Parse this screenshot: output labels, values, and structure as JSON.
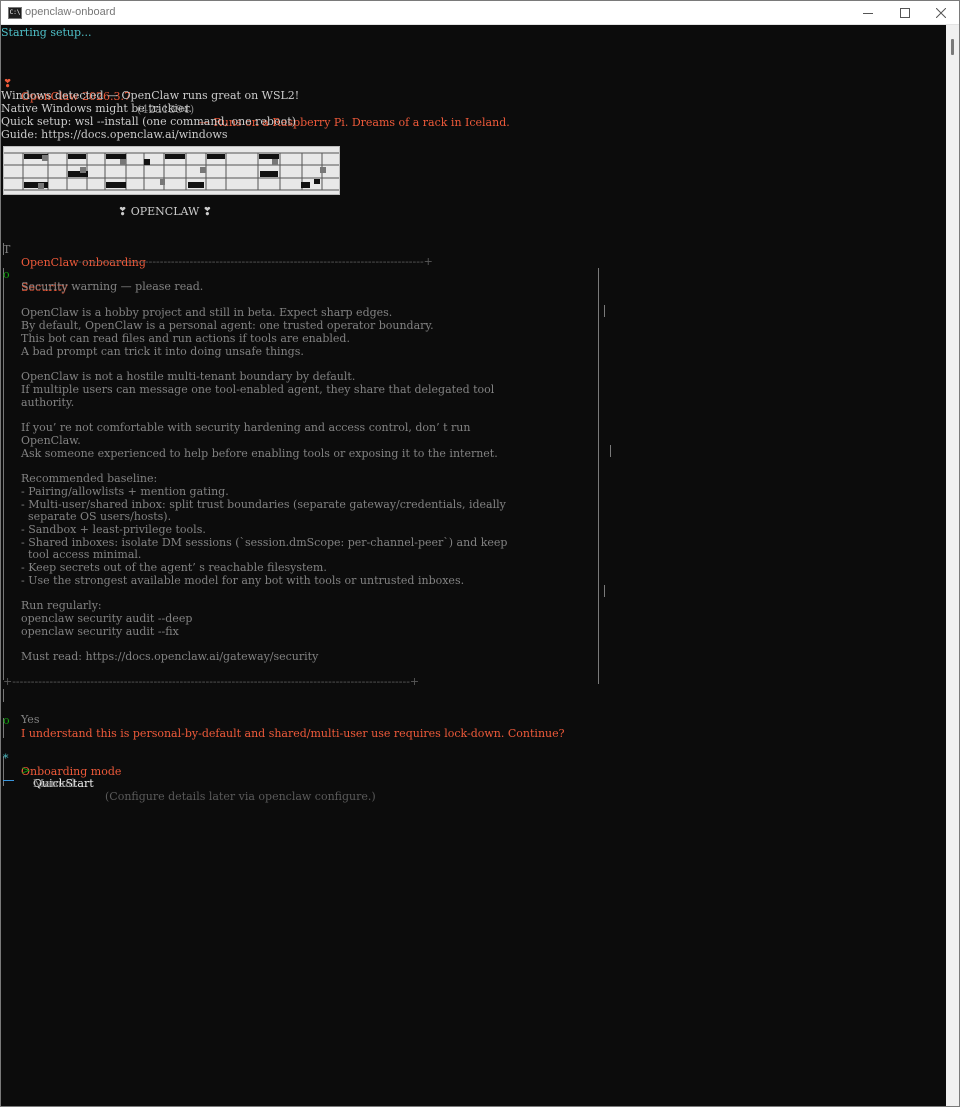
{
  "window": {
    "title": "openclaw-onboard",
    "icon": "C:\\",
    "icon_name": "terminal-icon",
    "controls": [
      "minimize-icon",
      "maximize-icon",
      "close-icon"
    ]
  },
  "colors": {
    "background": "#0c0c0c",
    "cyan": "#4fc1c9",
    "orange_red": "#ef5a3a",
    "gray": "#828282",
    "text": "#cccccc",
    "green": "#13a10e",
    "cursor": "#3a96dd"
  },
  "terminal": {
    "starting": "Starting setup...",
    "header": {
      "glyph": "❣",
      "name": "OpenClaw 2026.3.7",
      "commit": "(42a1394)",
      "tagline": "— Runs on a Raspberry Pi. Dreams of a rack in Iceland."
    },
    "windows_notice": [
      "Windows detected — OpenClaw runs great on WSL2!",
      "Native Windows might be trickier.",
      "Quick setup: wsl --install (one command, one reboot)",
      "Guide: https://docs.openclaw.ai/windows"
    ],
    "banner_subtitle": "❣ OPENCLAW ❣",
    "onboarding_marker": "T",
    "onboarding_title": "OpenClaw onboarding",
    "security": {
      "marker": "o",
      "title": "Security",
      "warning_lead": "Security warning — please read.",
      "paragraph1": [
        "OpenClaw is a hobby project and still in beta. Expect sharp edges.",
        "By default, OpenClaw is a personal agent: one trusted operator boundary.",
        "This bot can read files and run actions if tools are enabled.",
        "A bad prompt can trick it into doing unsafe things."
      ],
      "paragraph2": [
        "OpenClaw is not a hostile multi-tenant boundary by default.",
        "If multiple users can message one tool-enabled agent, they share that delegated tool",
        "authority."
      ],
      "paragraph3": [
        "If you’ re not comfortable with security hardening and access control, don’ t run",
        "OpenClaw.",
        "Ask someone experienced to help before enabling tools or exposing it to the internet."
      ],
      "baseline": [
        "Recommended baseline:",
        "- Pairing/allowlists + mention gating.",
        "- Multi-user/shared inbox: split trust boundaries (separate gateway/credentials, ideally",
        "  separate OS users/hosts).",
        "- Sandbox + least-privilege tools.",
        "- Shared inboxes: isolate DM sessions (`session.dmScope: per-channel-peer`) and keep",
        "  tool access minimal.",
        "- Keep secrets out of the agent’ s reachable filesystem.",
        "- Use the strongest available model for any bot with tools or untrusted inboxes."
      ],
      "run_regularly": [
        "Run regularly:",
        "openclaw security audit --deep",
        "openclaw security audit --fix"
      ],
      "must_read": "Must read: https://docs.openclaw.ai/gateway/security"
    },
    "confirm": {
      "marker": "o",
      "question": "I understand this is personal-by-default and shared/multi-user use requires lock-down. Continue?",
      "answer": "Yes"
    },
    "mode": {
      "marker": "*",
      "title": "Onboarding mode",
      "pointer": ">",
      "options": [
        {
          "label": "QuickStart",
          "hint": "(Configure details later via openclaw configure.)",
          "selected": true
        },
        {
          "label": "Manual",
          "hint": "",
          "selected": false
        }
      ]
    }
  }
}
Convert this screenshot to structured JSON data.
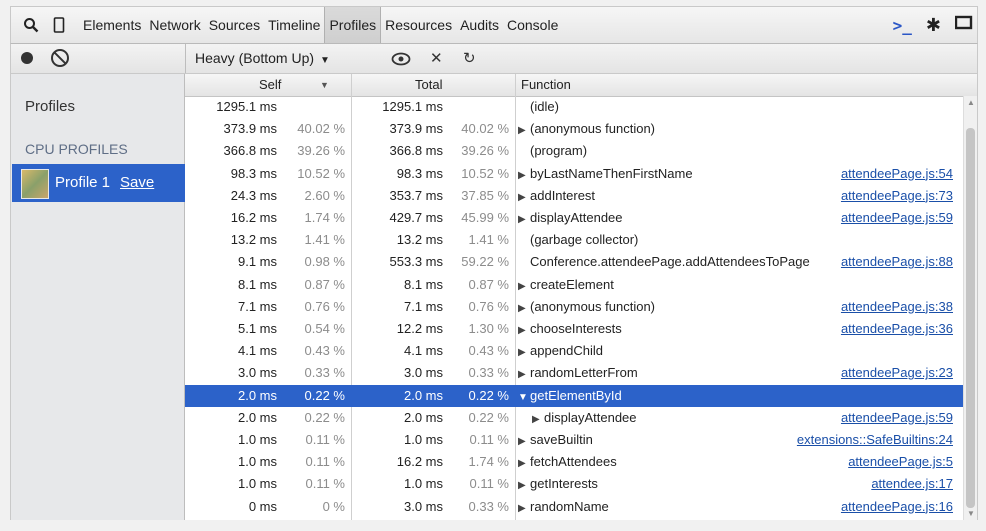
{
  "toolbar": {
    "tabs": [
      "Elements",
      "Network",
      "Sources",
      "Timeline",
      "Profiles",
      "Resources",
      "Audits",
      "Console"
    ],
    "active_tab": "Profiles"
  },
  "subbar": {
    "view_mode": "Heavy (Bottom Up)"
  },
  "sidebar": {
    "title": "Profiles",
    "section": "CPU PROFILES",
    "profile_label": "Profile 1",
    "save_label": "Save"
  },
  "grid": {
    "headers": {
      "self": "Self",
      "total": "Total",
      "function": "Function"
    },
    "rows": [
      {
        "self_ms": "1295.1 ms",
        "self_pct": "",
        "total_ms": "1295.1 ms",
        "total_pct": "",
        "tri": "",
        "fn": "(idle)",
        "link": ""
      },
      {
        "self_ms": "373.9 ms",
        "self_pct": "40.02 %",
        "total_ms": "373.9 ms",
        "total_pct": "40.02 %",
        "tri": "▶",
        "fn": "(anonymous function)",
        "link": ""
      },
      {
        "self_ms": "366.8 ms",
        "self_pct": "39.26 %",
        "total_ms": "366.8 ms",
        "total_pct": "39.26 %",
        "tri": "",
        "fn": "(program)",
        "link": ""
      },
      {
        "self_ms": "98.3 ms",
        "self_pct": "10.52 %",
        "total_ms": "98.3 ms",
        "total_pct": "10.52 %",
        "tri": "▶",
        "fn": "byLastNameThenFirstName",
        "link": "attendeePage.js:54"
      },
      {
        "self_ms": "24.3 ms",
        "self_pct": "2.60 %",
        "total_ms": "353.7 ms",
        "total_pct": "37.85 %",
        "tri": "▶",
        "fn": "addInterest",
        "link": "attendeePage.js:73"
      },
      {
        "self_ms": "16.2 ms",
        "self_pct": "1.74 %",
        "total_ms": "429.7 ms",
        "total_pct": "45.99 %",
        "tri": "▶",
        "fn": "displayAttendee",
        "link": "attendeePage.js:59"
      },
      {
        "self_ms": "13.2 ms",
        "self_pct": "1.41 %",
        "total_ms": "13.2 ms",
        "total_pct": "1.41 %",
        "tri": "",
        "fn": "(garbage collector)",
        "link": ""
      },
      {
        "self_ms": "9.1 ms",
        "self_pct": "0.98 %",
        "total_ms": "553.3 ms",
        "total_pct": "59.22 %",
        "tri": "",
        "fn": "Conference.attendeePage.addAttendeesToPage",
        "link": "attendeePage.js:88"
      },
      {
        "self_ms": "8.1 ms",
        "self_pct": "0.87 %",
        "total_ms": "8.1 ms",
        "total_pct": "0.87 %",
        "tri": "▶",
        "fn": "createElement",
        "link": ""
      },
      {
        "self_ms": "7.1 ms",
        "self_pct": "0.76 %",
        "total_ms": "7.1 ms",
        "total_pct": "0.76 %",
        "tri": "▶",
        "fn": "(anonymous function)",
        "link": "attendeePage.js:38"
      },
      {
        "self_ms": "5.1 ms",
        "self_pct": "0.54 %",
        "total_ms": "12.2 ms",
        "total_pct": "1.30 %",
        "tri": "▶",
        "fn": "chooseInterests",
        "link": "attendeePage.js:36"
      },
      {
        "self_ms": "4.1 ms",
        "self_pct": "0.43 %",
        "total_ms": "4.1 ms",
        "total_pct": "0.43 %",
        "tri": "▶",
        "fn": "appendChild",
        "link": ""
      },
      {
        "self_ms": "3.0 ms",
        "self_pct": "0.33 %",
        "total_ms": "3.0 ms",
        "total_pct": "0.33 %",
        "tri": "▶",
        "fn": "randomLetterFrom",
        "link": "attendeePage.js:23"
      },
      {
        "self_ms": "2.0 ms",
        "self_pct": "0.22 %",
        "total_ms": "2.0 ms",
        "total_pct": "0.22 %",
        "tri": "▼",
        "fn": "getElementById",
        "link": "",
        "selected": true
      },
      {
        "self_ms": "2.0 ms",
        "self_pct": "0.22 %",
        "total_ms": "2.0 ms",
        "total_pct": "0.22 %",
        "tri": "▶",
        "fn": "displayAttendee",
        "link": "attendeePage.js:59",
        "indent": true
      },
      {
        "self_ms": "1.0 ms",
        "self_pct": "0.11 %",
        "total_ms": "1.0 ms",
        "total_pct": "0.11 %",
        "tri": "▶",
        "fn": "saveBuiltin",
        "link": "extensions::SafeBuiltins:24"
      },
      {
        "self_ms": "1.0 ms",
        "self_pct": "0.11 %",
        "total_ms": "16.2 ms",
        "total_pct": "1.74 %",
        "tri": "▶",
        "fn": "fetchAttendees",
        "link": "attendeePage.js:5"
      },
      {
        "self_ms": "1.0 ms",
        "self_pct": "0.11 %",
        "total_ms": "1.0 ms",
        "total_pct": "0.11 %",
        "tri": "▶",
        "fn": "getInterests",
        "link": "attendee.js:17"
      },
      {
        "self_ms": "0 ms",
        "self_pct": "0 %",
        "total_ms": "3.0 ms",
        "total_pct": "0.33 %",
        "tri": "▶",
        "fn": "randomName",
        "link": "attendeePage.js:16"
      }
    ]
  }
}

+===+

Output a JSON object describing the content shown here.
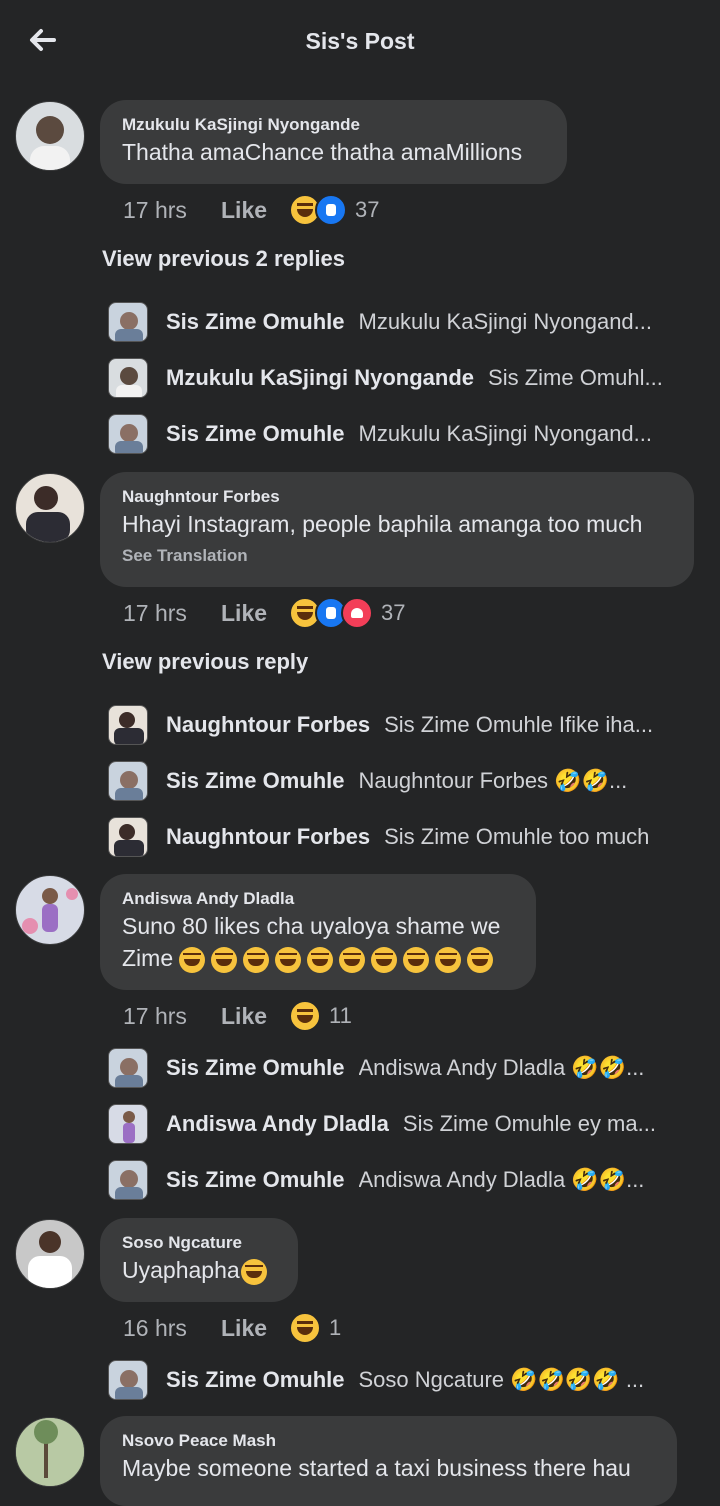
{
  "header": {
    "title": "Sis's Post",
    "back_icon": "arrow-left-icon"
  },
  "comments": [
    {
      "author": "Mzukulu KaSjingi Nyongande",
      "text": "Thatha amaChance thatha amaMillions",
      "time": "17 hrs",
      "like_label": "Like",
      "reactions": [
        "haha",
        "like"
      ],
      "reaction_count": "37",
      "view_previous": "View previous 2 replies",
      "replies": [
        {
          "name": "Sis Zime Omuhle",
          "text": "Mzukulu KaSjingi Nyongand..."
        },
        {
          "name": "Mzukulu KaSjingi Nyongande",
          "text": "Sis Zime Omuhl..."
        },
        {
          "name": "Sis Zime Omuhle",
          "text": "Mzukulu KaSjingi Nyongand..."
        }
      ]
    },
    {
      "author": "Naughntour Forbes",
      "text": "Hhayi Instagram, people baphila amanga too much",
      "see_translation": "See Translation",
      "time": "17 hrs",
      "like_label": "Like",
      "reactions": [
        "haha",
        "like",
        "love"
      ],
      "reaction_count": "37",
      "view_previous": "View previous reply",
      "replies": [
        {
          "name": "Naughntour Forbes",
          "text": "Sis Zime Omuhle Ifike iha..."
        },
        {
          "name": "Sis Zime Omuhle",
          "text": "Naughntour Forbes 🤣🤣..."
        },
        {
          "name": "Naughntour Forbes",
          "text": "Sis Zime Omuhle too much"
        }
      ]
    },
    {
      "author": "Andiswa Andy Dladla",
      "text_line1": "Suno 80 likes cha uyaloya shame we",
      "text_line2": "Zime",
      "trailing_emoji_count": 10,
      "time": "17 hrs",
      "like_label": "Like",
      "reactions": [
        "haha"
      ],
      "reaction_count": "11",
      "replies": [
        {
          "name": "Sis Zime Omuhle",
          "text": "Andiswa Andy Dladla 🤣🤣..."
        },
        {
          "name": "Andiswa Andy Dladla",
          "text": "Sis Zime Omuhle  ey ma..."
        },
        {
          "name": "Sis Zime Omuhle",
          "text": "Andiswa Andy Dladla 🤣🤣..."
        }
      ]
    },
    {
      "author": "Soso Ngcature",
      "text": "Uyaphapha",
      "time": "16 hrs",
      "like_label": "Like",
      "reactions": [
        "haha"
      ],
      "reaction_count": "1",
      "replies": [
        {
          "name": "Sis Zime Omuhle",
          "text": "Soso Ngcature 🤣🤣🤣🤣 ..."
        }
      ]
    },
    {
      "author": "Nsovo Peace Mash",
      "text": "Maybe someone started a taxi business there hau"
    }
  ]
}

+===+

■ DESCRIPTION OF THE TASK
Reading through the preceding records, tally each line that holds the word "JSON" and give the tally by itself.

■ RESPONSE FOR THIS EXERCISE
3